On that last day, I couldn’t take the gloves anymore. I tossed them aside as I pulled up a chair close to Dad’s bedside. My sweet mother worried for my safety, but I couldn’t be concerned about myself.

Dad was sedated but sitting up at forty-five degree angle. Carefully, given the monitors and tubes connected to him, I put my head on his shoulder. One of my hands held his while the other stroked his forearm, committing the feeling to memory as I knew it would be one of my last opportunities to touch his warm skin.

Dad’s shoulder, which I leaned on throughout my life both literally and figuratively, felt smaller than I remembered. As we sat there, I took in the feel of his bones against my cheek, thinking of the many times he lifted his arms to carry or hug me. I marveled at the strength within.

“My Daddy,” I thought to myself, like I was a little girl. Tears fell.

 

I heard the woman in the seat next to mine rustling in her purse.

“Would you like these?” she asked in a lightly accented voice (Czech, I subsequently learned), offering napkins for the tears that had begun falling from my tired eyes.

“Thanks. I’m ok,” I replied before adding “I lost my dad four months ago,” so she wouldn’t think I was mooning over something dumb. I care too much about what people think of me sometimes.

We talked. She was kind.

And then it was finally time to get off the stuffy plane, return home to Brooklyn for the first time in a week and hopefully let this aching heart of mine get some rest.

family

Lows and highs

“I’m so sorry to disturb you,” I said to the woman next to me.

“It’s ok. I wasn’t sleeping, I was just dreaming,” she replied as I stood to slip past her on the Philadelphia-bound train to visit Dad in the hospital.

I smiled. Across the aisle*, her elderly husband was full-on asleep, arms crossed and head bowed. He was older than his wife who had taken the lead in finding seats and then in ensuring his comfort.

Looking at them as a couple, I thought of my mother, fit and strong and ten years younger than my father. Growing up, I never thought of their age difference as a big deal. Now, Dad’s age and health conditions are yielding a lot of heartache.

I’m trying not to equate love with pain and loss. But right now, it’s so very hard. Someday everyone I love will be gone. I too will leave this earth someday. And because I don’t have the crutch of believing in heaven, these feelings are a heavy burden.
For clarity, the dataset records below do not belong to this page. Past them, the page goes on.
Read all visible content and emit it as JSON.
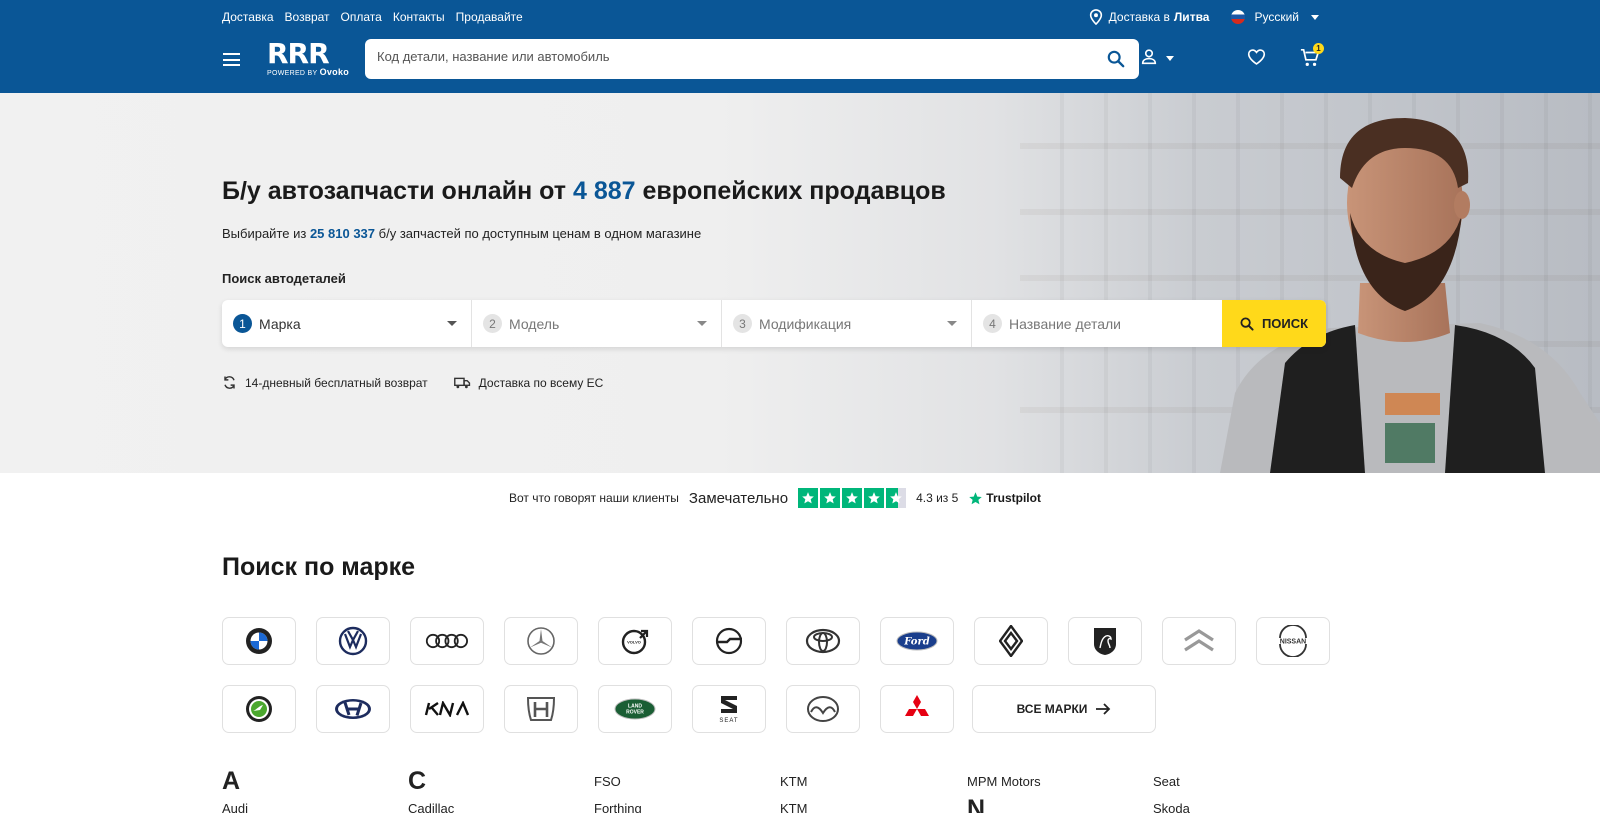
{
  "topnav": [
    "Доставка",
    "Возврат",
    "Оплата",
    "Контакты",
    "Продавайте"
  ],
  "delivery": {
    "prefix": "Доставка в",
    "country": "Литва"
  },
  "language": "Русский",
  "logo": {
    "mark": "RRR",
    "powered": "POWERED BY",
    "brand": "Ovoko"
  },
  "search": {
    "placeholder": "Код детали, название или автомобиль"
  },
  "cart": {
    "count": "1"
  },
  "hero": {
    "title_pre": "Б/у автозапчасти онлайн от",
    "title_num": "4 887",
    "title_post": "европейских продавцов",
    "sub_pre": "Выбирайте из",
    "sub_num": "25 810 337",
    "sub_post": "б/у запчастей по доступным ценам в одном магазине",
    "label": "Поиск автодеталей"
  },
  "finder": {
    "fields": [
      {
        "n": "1",
        "label": "Марка"
      },
      {
        "n": "2",
        "label": "Модель"
      },
      {
        "n": "3",
        "label": "Модификация"
      },
      {
        "n": "4",
        "label": "Название детали"
      }
    ],
    "button": "ПОИСК"
  },
  "perks": [
    "14-дневный бесплатный возврат",
    "Доставка по всему ЕС"
  ],
  "trustpilot": {
    "intro": "Вот что говорят наши клиенты",
    "rating_word": "Замечательно",
    "score": "4.3 из 5",
    "brand": "Trustpilot",
    "stars": 4.3
  },
  "brands": {
    "heading": "Поиск по марке",
    "row1": [
      "BMW",
      "Volkswagen",
      "Audi",
      "Mercedes-Benz",
      "Volvo",
      "Opel",
      "Toyota",
      "Ford",
      "Renault",
      "Peugeot",
      "Citroen",
      "Nissan"
    ],
    "row2": [
      "Skoda",
      "Hyundai",
      "Kia",
      "Honda",
      "Land Rover",
      "Seat",
      "Mazda",
      "Mitsubishi"
    ],
    "all_label": "ВСЕ МАРКИ",
    "ford_text": "Ford",
    "nissan_text": "NISSAN",
    "seat_text": "SEAT",
    "kia_text": "KIA",
    "lr_text1": "LAND",
    "lr_text2": "ROVER"
  },
  "alpha": [
    {
      "letter": "A",
      "items": [
        "Audi"
      ]
    },
    {
      "letter": "C",
      "items": [
        "Cadillac"
      ]
    },
    {
      "letter": "",
      "items": [
        "FSO",
        "Forthing"
      ]
    },
    {
      "letter": "",
      "items": [
        "KTM",
        "KTM"
      ]
    },
    {
      "letter": "",
      "items": [
        "MPM Motors"
      ],
      "next_letter": "N"
    },
    {
      "letter": "",
      "items": [
        "Seat",
        "Skoda"
      ]
    }
  ],
  "colors": {
    "header": "#0a5696",
    "accent": "#ffd91a",
    "trustpilot": "#00b67a"
  }
}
Dad’s condition is stable now, but eight days into this hospital stay, we have no sense of when he might be ready to go home. No independence for Dad this July 4th.
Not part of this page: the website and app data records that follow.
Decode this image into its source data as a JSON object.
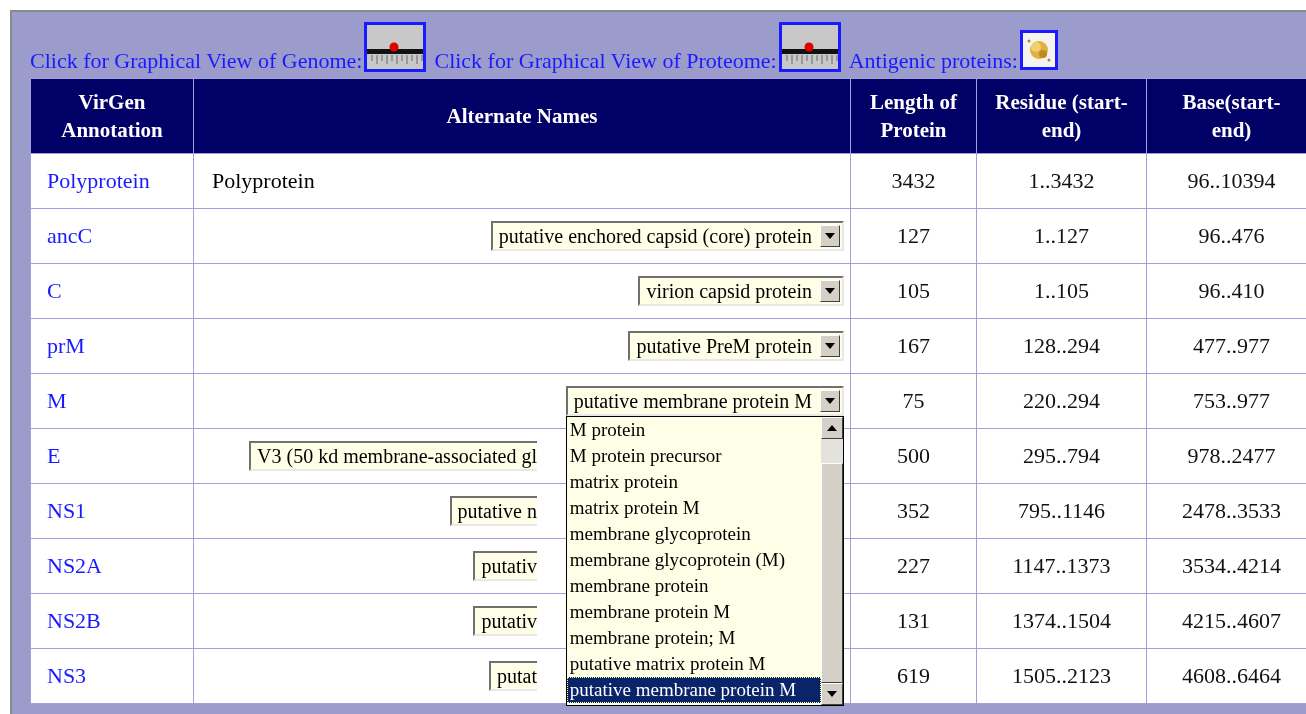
{
  "links": [
    {
      "text": "Click for Graphical View of Genome:",
      "kind": "map"
    },
    {
      "text": "Click for Graphical View of Proteome:",
      "kind": "map"
    },
    {
      "text": "Antigenic proteins:",
      "kind": "blob"
    }
  ],
  "table": {
    "columns": [
      "VirGen Annotation",
      "Alternate Names",
      "Length of Protein",
      "Residue (start-end)",
      "Base(start-\nend)"
    ],
    "rows": [
      {
        "annotation": "Polyprotein",
        "alternate": {
          "kind": "text",
          "value": "Polyprotein"
        },
        "length": "3432",
        "residue": "1..3432",
        "base": "96..10394"
      },
      {
        "annotation": "ancC",
        "alternate": {
          "kind": "select",
          "value": "putative enchored capsid (core) protein"
        },
        "length": "127",
        "residue": "1..127",
        "base": "96..476"
      },
      {
        "annotation": "C",
        "alternate": {
          "kind": "select",
          "value": "virion capsid protein"
        },
        "length": "105",
        "residue": "1..105",
        "base": "96..410"
      },
      {
        "annotation": "prM",
        "alternate": {
          "kind": "select",
          "value": "putative PreM protein"
        },
        "length": "167",
        "residue": "128..294",
        "base": "477..977"
      },
      {
        "annotation": "M",
        "alternate": {
          "kind": "select",
          "value": "putative membrane protein M",
          "expanded": true,
          "options": [
            {
              "text": "M protein",
              "selected": false
            },
            {
              "text": "M protein precursor",
              "selected": false
            },
            {
              "text": "matrix protein",
              "selected": false
            },
            {
              "text": "matrix protein M",
              "selected": false
            },
            {
              "text": "membrane glycoprotein",
              "selected": false
            },
            {
              "text": "membrane glycoprotein (M)",
              "selected": false
            },
            {
              "text": "membrane protein",
              "selected": false
            },
            {
              "text": "membrane protein M",
              "selected": false
            },
            {
              "text": "membrane protein; M",
              "selected": false
            },
            {
              "text": "putative matrix protein M",
              "selected": false
            },
            {
              "text": "putative membrane protein M",
              "selected": true
            }
          ]
        },
        "length": "75",
        "residue": "220..294",
        "base": "753..977"
      },
      {
        "annotation": "E",
        "alternate": {
          "kind": "partial",
          "value": "V3 (50 kd membrane-associated gl"
        },
        "length": "500",
        "residue": "295..794",
        "base": "978..2477"
      },
      {
        "annotation": "NS1",
        "alternate": {
          "kind": "partial",
          "value": "putative n"
        },
        "length": "352",
        "residue": "795..1146",
        "base": "2478..3533"
      },
      {
        "annotation": "NS2A",
        "alternate": {
          "kind": "partial",
          "value": "putativ"
        },
        "length": "227",
        "residue": "1147..1373",
        "base": "3534..4214"
      },
      {
        "annotation": "NS2B",
        "alternate": {
          "kind": "partial",
          "value": "putativ"
        },
        "length": "131",
        "residue": "1374..1504",
        "base": "4215..4607"
      },
      {
        "annotation": "NS3",
        "alternate": {
          "kind": "partial",
          "value": "putat"
        },
        "length": "619",
        "residue": "1505..2123",
        "base": "4608..6464"
      }
    ]
  }
}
Rehoboth

I usually spend Independence Day with a family group in Rehoboth Beach. This year, there was an issue with the house we stay at so even if Dad were healthy, we were not going to be able to spend the holiday there together as is our tradition. Continue reading

Renting my brain to science
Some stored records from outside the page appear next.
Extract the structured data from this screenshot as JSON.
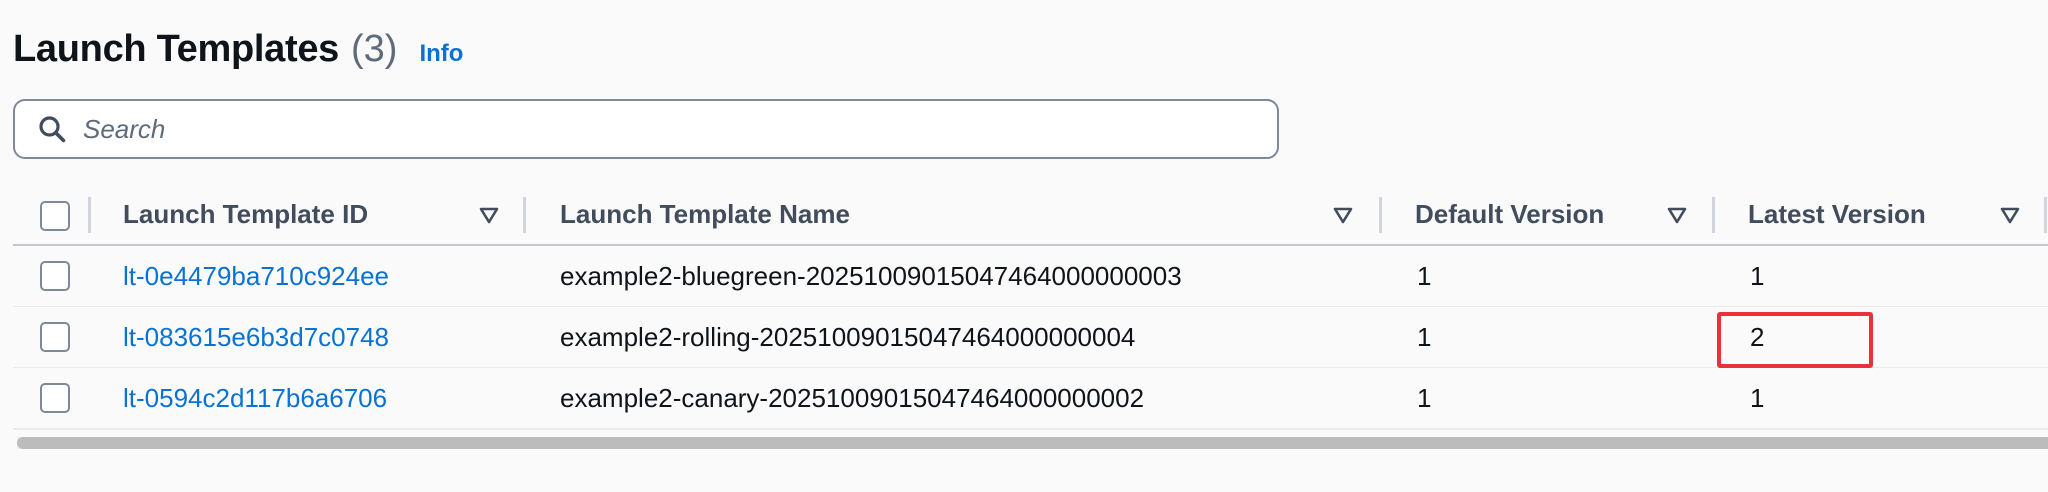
{
  "header": {
    "title": "Launch Templates",
    "count": "(3)",
    "info_label": "Info"
  },
  "search": {
    "placeholder": "Search",
    "value": ""
  },
  "table": {
    "columns": [
      {
        "label": "Launch Template ID",
        "sort_icon": "caret-down-icon"
      },
      {
        "label": "Launch Template Name",
        "sort_icon": "caret-down-icon"
      },
      {
        "label": "Default Version",
        "sort_icon": "caret-down-icon"
      },
      {
        "label": "Latest Version",
        "sort_icon": "caret-down-icon"
      }
    ],
    "rows": [
      {
        "id": "lt-0e4479ba710c924ee",
        "name": "example2-bluegreen-20251009015047464000000003",
        "default_version": "1",
        "latest_version": "1"
      },
      {
        "id": "lt-083615e6b3d7c0748",
        "name": "example2-rolling-20251009015047464000000004",
        "default_version": "1",
        "latest_version": "2"
      },
      {
        "id": "lt-0594c2d117b6a6706",
        "name": "example2-canary-20251009015047464000000002",
        "default_version": "1",
        "latest_version": "1"
      }
    ]
  },
  "colors": {
    "link": "#0972d3",
    "highlight": "#e8313b",
    "header_text": "#414d5c",
    "border": "#7d8998"
  }
}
Candle
Paper
Sugar
Sandwich
Wagon

It’s the third time the neurologist has said the list aloud, asking me to repeat the words back to him. I get three words right the first two times and on the third, I remember four of the five.

‘Wagon’ eludes me. It isn’t on the tip of my tongue. I am not close to spitting out the word. I feel as if I am blindfolded in the woods, grasping in all directions for some sense of where I am. I couldn’t even guess what letter that fifth word starts with.

I can feel my brain contracting, pulsing and squeezing like a muscle as I try to jump through the cognitive hoops the medical and psychological professionals present to me.

On the forth round, I hit “sandwich” and then pause. It’s a long pause. I somehow find ‘wagon.’ None of the visualization techniques or mnemonics I would normally use to remember things are working.  Instead, I find wagon because I suddenly heard in my head the somewhat awkward way the doctor said the clunky word.

Wagon. Continue reading